U.S. Classification415/53.3, 415/119
International ClassificationF24F1/00, F04D29/66, F04D17/04
Cooperative ClassificationF04D29/663, F04D17/04
European ClassificationF04D29/66C4, F04D17/04
Legal Events
DateCodeEventDescription
Aug 29, 2003FPAYFee payment
Year of fee payment: 12
Aug 30, 1999FPAYFee payment
Year of fee payment: 8
Aug 31, 1995FPAYFee payment
Year of fee payment: 4
Oct 16, 1991ASAssignment

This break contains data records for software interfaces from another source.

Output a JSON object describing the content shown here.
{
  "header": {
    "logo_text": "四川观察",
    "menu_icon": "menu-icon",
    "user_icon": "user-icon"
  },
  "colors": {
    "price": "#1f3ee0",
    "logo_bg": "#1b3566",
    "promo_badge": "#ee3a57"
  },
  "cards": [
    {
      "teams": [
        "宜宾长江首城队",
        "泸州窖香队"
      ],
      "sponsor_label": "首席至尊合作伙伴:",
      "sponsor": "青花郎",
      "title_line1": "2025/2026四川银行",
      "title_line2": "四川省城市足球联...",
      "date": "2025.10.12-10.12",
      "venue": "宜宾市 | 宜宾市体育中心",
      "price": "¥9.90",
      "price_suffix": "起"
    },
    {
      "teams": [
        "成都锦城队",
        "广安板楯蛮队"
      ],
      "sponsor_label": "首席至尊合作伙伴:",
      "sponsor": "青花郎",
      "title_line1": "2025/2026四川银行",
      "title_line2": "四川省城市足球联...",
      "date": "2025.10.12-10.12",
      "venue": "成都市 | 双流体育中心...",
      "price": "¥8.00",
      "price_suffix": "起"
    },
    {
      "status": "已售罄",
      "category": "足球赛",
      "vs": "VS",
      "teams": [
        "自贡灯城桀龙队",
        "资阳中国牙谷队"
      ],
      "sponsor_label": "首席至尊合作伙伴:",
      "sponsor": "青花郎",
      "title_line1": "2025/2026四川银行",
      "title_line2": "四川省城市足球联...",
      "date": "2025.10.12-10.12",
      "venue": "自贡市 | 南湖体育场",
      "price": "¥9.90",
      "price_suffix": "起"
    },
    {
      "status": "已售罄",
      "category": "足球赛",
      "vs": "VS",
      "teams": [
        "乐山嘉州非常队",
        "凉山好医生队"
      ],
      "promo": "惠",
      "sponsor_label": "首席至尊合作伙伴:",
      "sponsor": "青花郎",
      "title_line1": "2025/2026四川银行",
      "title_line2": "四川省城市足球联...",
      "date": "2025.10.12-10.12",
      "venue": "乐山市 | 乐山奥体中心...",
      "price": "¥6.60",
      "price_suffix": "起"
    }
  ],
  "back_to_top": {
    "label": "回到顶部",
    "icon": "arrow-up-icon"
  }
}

Owner name: HITACHI, LTD. A CORPORATION OF JAPAN, JAPAN
Free format text: ASSIGNMENT OF ASSIGNORS INTEREST.;ASSIGNORS:TAKADA, YOSHIHIRO;YOSHINAGA, SHINYA;OOTSUKA, ATSUSHI;AND OTHERS;REEL/FRAME:005872/0588
Effective date: 19900423